Data records START

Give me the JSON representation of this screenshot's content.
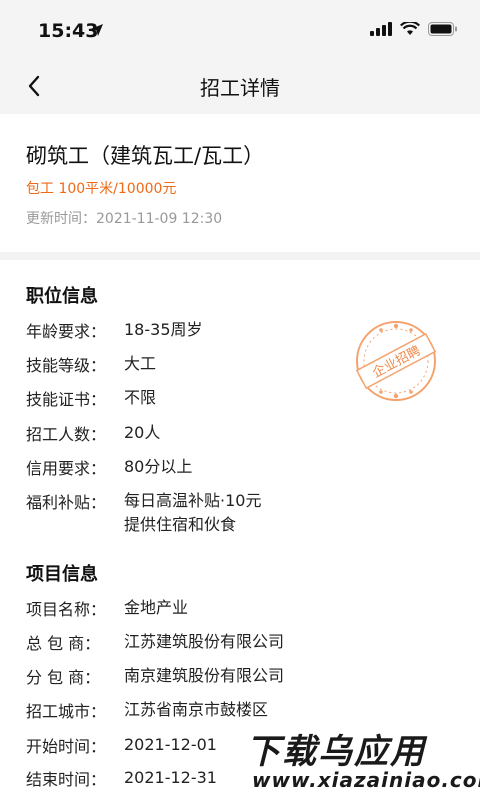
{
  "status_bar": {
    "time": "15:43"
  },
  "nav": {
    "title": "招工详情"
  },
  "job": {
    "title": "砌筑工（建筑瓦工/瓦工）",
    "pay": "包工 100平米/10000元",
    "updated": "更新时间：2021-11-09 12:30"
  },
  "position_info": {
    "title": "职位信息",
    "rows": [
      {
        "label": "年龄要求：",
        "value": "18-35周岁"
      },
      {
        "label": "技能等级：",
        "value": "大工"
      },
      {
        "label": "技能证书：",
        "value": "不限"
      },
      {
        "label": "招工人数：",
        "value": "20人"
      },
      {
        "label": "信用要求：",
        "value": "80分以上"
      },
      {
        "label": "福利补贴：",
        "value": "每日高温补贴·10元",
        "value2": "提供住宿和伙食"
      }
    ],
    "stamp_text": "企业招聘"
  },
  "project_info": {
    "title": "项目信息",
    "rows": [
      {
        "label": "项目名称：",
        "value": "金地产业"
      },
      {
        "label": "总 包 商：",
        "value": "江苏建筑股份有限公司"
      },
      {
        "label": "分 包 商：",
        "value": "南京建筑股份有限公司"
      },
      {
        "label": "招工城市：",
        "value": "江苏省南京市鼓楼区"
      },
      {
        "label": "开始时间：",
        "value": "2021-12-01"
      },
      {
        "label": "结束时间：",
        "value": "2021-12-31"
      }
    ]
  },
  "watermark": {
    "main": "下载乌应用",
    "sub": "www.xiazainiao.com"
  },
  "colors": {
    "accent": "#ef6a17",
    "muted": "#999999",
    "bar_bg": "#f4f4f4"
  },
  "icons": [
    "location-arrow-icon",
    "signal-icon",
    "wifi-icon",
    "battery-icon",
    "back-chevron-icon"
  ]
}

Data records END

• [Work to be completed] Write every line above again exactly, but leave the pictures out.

• [Task answer]
Give me the JSON representation of this screenshot's content.
{
  "status_bar": {
    "time": "15:43"
  },
  "nav": {
    "title": "招工详情"
  },
  "job": {
    "title": "砌筑工（建筑瓦工/瓦工）",
    "pay": "包工 100平米/10000元",
    "updated": "更新时间：2021-11-09 12:30"
  },
  "position_info": {
    "title": "职位信息",
    "rows": [
      {
        "label": "年龄要求：",
        "value": "18-35周岁"
      },
      {
        "label": "技能等级：",
        "value": "大工"
      },
      {
        "label": "技能证书：",
        "value": "不限"
      },
      {
        "label": "招工人数：",
        "value": "20人"
      },
      {
        "label": "信用要求：",
        "value": "80分以上"
      },
      {
        "label": "福利补贴：",
        "value": "每日高温补贴·10元",
        "value2": "提供住宿和伙食"
      }
    ],
    "stamp_text": "企业招聘"
  },
  "project_info": {
    "title": "项目信息",
    "rows": [
      {
        "label": "项目名称：",
        "value": "金地产业"
      },
      {
        "label": "总 包 商：",
        "value": "江苏建筑股份有限公司"
      },
      {
        "label": "分 包 商：",
        "value": "南京建筑股份有限公司"
      },
      {
        "label": "招工城市：",
        "value": "江苏省南京市鼓楼区"
      },
      {
        "label": "开始时间：",
        "value": "2021-12-01"
      },
      {
        "label": "结束时间：",
        "value": "2021-12-31"
      }
    ]
  },
  "watermark": {
    "main": "下载乌应用",
    "sub": "www.xiazainiao.com"
  },
  "colors": {
    "accent": "#ef6a17",
    "muted": "#999999",
    "bar_bg": "#f4f4f4"
  },
  "icons": [
    "location-arrow-icon",
    "signal-icon",
    "wifi-icon",
    "battery-icon",
    "back-chevron-icon"
  ]
}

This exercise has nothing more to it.